- TASK GOAL
Only lines holding the word "بشكله" are wanted from the records; copy all of them.

□ □ □ □

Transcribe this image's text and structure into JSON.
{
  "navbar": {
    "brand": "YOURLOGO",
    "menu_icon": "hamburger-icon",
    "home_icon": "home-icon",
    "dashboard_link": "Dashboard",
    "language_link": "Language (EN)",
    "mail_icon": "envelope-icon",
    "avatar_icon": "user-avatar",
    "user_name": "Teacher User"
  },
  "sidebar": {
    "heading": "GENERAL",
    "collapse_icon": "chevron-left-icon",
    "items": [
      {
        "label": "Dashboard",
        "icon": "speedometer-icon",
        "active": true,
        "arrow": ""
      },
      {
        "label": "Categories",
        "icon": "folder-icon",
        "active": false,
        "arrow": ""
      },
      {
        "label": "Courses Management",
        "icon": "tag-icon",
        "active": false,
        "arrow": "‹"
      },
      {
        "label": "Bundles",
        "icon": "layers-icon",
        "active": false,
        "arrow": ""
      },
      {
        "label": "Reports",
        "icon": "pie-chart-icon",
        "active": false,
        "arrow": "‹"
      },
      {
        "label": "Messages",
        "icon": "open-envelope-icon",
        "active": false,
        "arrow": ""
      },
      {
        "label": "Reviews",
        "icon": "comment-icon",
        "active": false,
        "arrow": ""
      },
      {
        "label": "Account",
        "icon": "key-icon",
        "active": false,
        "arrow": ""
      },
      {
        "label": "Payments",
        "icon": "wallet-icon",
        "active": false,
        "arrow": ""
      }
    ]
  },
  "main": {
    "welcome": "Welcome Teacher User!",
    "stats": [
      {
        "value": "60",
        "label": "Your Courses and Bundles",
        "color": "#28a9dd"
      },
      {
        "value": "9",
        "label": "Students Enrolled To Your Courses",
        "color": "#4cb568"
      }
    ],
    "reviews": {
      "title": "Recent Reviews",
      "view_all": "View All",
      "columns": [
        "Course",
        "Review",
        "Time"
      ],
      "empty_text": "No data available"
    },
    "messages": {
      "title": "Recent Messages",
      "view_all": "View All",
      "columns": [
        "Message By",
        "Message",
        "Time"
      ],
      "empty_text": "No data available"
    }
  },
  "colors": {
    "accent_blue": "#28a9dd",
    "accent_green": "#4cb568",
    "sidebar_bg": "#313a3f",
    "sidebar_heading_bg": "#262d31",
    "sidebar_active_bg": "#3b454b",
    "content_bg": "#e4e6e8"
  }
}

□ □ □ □

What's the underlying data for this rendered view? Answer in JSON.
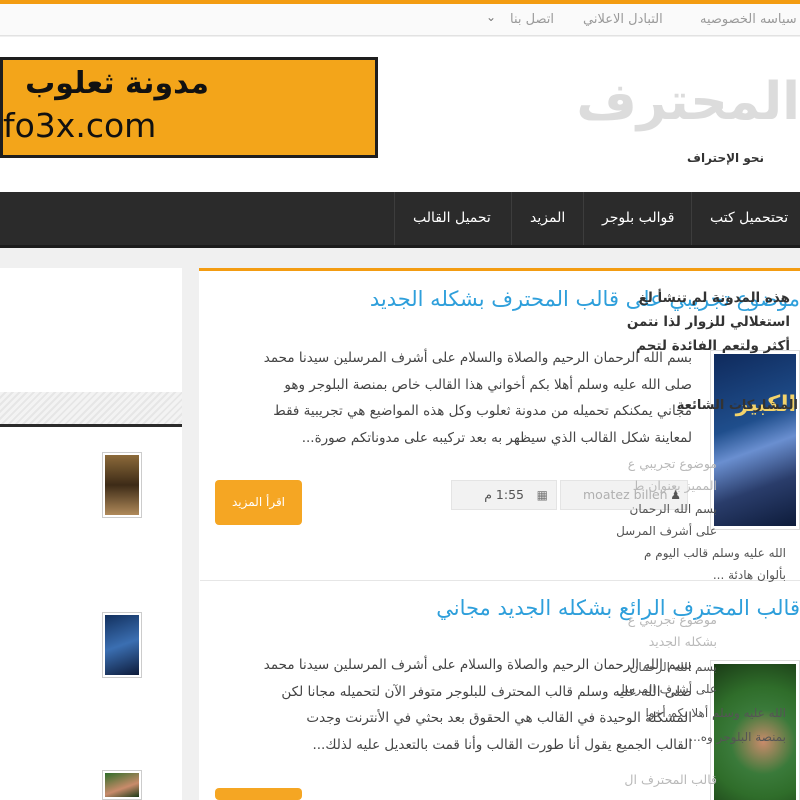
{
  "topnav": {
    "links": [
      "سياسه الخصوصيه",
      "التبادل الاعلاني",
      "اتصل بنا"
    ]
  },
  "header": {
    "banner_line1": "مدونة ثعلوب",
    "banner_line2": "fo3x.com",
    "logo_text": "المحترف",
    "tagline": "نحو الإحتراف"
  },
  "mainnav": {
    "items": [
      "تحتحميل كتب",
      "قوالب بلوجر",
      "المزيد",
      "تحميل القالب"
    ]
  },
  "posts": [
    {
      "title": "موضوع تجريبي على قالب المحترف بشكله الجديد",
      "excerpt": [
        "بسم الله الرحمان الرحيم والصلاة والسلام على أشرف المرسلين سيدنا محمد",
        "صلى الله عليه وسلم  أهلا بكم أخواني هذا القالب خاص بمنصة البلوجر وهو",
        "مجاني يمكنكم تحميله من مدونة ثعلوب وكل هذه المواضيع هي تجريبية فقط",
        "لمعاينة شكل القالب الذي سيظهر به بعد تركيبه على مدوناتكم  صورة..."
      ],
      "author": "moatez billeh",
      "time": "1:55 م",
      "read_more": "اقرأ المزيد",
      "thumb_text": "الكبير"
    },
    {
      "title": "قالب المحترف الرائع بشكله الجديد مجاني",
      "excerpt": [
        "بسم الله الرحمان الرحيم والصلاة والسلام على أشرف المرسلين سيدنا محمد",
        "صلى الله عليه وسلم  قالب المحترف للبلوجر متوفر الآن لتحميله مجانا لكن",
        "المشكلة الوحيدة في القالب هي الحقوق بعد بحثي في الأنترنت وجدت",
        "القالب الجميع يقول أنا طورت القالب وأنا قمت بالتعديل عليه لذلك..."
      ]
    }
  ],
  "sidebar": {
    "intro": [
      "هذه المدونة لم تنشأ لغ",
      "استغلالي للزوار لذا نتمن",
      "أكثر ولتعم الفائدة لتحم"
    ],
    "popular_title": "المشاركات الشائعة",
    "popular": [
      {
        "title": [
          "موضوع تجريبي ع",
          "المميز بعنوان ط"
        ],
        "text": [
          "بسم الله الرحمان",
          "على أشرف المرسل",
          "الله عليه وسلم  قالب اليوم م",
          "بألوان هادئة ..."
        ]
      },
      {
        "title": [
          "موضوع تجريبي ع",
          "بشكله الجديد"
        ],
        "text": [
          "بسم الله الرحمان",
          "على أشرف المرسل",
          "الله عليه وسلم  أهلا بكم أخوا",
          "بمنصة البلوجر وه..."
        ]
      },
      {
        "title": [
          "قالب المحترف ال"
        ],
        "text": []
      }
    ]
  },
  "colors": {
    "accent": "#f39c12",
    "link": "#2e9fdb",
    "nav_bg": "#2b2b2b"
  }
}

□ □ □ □

- OUTPUT BELOW
      "title": "موضوع تجريبي على قالب المحترف بشكله الجديد",
      "title": "قالب المحترف الرائع بشكله الجديد مجاني",
          "بشكله الجديد"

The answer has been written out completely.